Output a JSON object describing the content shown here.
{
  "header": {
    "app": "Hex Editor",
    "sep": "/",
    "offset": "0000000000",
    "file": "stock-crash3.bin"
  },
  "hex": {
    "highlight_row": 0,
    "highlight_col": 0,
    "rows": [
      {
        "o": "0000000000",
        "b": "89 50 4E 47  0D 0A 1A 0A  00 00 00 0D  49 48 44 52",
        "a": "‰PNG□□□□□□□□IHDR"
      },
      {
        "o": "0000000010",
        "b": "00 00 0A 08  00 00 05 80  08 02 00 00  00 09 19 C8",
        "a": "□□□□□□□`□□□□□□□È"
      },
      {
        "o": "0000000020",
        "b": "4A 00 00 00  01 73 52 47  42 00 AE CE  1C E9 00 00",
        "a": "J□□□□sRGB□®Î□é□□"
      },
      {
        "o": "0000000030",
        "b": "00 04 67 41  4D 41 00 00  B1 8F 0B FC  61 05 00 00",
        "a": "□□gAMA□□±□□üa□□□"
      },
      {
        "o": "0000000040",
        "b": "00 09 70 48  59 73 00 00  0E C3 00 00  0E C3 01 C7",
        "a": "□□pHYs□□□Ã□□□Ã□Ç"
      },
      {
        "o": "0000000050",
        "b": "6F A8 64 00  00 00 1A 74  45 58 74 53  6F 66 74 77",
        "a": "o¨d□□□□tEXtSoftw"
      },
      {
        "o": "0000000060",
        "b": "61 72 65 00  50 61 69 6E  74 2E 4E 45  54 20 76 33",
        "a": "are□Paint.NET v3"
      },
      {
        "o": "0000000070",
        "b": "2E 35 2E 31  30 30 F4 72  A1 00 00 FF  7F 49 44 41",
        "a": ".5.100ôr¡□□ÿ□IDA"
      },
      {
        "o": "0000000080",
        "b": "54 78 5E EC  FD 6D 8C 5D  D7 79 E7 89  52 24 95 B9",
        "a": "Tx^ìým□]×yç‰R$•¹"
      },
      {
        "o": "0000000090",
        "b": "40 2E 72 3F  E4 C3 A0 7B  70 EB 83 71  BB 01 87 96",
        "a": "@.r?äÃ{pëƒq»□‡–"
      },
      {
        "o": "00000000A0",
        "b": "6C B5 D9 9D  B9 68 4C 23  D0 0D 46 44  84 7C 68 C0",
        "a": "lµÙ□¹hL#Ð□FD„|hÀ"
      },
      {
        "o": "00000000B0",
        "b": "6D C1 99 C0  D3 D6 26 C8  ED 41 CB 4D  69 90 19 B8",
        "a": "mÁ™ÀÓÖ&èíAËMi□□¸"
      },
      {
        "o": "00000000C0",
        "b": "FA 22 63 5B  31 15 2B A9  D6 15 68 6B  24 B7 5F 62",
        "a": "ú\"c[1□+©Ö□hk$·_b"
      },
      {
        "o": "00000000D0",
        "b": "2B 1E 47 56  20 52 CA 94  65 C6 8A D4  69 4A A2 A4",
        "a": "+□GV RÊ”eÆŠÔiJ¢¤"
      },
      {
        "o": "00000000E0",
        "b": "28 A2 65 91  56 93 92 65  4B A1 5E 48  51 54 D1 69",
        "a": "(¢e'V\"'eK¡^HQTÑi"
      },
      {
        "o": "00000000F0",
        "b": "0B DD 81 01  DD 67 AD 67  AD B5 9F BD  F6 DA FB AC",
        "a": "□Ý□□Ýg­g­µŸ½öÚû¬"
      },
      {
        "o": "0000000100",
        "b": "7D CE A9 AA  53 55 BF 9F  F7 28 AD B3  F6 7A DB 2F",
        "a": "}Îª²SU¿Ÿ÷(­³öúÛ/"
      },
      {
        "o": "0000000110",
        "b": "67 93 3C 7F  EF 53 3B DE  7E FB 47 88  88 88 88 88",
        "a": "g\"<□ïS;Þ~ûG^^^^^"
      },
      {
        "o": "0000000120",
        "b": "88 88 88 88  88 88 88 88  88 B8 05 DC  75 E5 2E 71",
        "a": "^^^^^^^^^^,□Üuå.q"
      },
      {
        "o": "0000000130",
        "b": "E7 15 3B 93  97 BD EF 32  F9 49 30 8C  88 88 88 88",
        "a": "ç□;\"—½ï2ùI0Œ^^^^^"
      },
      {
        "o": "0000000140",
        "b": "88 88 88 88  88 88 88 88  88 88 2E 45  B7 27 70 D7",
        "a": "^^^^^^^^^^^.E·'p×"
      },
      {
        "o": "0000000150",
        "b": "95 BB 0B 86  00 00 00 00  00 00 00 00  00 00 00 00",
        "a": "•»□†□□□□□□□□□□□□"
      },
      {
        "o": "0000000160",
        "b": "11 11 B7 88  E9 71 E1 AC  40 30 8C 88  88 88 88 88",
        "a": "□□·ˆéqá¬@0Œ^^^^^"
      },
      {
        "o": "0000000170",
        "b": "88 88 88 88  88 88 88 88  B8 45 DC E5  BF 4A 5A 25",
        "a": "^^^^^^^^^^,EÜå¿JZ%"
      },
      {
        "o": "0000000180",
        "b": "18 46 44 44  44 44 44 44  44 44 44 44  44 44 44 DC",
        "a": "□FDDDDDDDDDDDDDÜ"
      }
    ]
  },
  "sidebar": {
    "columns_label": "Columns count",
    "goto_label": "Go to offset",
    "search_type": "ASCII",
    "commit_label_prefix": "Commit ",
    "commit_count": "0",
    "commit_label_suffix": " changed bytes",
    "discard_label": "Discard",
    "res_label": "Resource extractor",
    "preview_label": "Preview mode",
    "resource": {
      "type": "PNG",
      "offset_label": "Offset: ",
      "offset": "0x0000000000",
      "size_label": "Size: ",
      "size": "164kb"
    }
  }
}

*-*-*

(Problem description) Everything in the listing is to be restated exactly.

(Response to this task)
Output a JSON object describing the content shown here.
{
  "header": {
    "app": "Hex Editor",
    "sep": "/",
    "offset": "0000000000",
    "file": "stock-crash3.bin"
  },
  "hex": {
    "highlight_row": 0,
    "highlight_col": 0,
    "rows": [
      {
        "o": "0000000000",
        "b": "89 50 4E 47  0D 0A 1A 0A  00 00 00 0D  49 48 44 52",
        "a": "‰PNG□□□□□□□□IHDR"
      },
      {
        "o": "0000000010",
        "b": "00 00 0A 08  00 00 05 80  08 02 00 00  00 09 19 C8",
        "a": "□□□□□□□`□□□□□□□È"
      },
      {
        "o": "0000000020",
        "b": "4A 00 00 00  01 73 52 47  42 00 AE CE  1C E9 00 00",
        "a": "J□□□□sRGB□®Î□é□□"
      },
      {
        "o": "0000000030",
        "b": "00 04 67 41  4D 41 00 00  B1 8F 0B FC  61 05 00 00",
        "a": "□□gAMA□□±□□üa□□□"
      },
      {
        "o": "0000000040",
        "b": "00 09 70 48  59 73 00 00  0E C3 00 00  0E C3 01 C7",
        "a": "□□pHYs□□□Ã□□□Ã□Ç"
      },
      {
        "o": "0000000050",
        "b": "6F A8 64 00  00 00 1A 74  45 58 74 53  6F 66 74 77",
        "a": "o¨d□□□□tEXtSoftw"
      },
      {
        "o": "0000000060",
        "b": "61 72 65 00  50 61 69 6E  74 2E 4E 45  54 20 76 33",
        "a": "are□Paint.NET v3"
      },
      {
        "o": "0000000070",
        "b": "2E 35 2E 31  30 30 F4 72  A1 00 00 FF  7F 49 44 41",
        "a": ".5.100ôr¡□□ÿ□IDA"
      },
      {
        "o": "0000000080",
        "b": "54 78 5E EC  FD 6D 8C 5D  D7 79 E7 89  52 24 95 B9",
        "a": "Tx^ìým□]×yç‰R$•¹"
      },
      {
        "o": "0000000090",
        "b": "40 2E 72 3F  E4 C3 A0 7B  70 EB 83 71  BB 01 87 96",
        "a": "@.r?äÃ{pëƒq»□‡–"
      },
      {
        "o": "00000000A0",
        "b": "6C B5 D9 9D  B9 68 4C 23  D0 0D 46 44  84 7C 68 C0",
        "a": "lµÙ□¹hL#Ð□FD„|hÀ"
      },
      {
        "o": "00000000B0",
        "b": "6D C1 99 C0  D3 D6 26 C8  ED 41 CB 4D  69 90 19 B8",
        "a": "mÁ™ÀÓÖ&èíAËMi□□¸"
      },
      {
        "o": "00000000C0",
        "b": "FA 22 63 5B  31 15 2B A9  D6 15 68 6B  24 B7 5F 62",
        "a": "ú\"c[1□+©Ö□hk$·_b"
      },
      {
        "o": "00000000D0",
        "b": "2B 1E 47 56  20 52 CA 94  65 C6 8A D4  69 4A A2 A4",
        "a": "+□GV RÊ”eÆŠÔiJ¢¤"
      },
      {
        "o": "00000000E0",
        "b": "28 A2 65 91  56 93 92 65  4B A1 5E 48  51 54 D1 69",
        "a": "(¢e'V\"'eK¡^HQTÑi"
      },
      {
        "o": "00000000F0",
        "b": "0B DD 81 01  DD 67 AD 67  AD B5 9F BD  F6 DA FB AC",
        "a": "□Ý□□Ýg­g­µŸ½öÚû¬"
      },
      {
        "o": "0000000100",
        "b": "7D CE A9 AA  53 55 BF 9F  F7 28 AD B3  F6 7A DB 2F",
        "a": "}Îª²SU¿Ÿ÷(­³öúÛ/"
      },
      {
        "o": "0000000110",
        "b": "67 93 3C 7F  EF 53 3B DE  7E FB 47 88  88 88 88 88",
        "a": "g\"<□ïS;Þ~ûG^^^^^"
      },
      {
        "o": "0000000120",
        "b": "88 88 88 88  88 88 88 88  88 B8 05 DC  75 E5 2E 71",
        "a": "^^^^^^^^^^,□Üuå.q"
      },
      {
        "o": "0000000130",
        "b": "E7 15 3B 93  97 BD EF 32  F9 49 30 8C  88 88 88 88",
        "a": "ç□;\"—½ï2ùI0Œ^^^^^"
      },
      {
        "o": "0000000140",
        "b": "88 88 88 88  88 88 88 88  88 88 2E 45  B7 27 70 D7",
        "a": "^^^^^^^^^^^.E·'p×"
      },
      {
        "o": "0000000150",
        "b": "95 BB 0B 86  00 00 00 00  00 00 00 00  00 00 00 00",
        "a": "•»□†□□□□□□□□□□□□"
      },
      {
        "o": "0000000160",
        "b": "11 11 B7 88  E9 71 E1 AC  40 30 8C 88  88 88 88 88",
        "a": "□□·ˆéqá¬@0Œ^^^^^"
      },
      {
        "o": "0000000170",
        "b": "88 88 88 88  88 88 88 88  B8 45 DC E5  BF 4A 5A 25",
        "a": "^^^^^^^^^^,EÜå¿JZ%"
      },
      {
        "o": "0000000180",
        "b": "18 46 44 44  44 44 44 44  44 44 44 44  44 44 44 DC",
        "a": "□FDDDDDDDDDDDDDÜ"
      }
    ]
  },
  "sidebar": {
    "columns_label": "Columns count",
    "goto_label": "Go to offset",
    "search_type": "ASCII",
    "commit_label_prefix": "Commit ",
    "commit_count": "0",
    "commit_label_suffix": " changed bytes",
    "discard_label": "Discard",
    "res_label": "Resource extractor",
    "preview_label": "Preview mode",
    "resource": {
      "type": "PNG",
      "offset_label": "Offset: ",
      "offset": "0x0000000000",
      "size_label": "Size: ",
      "size": "164kb"
    }
  }
}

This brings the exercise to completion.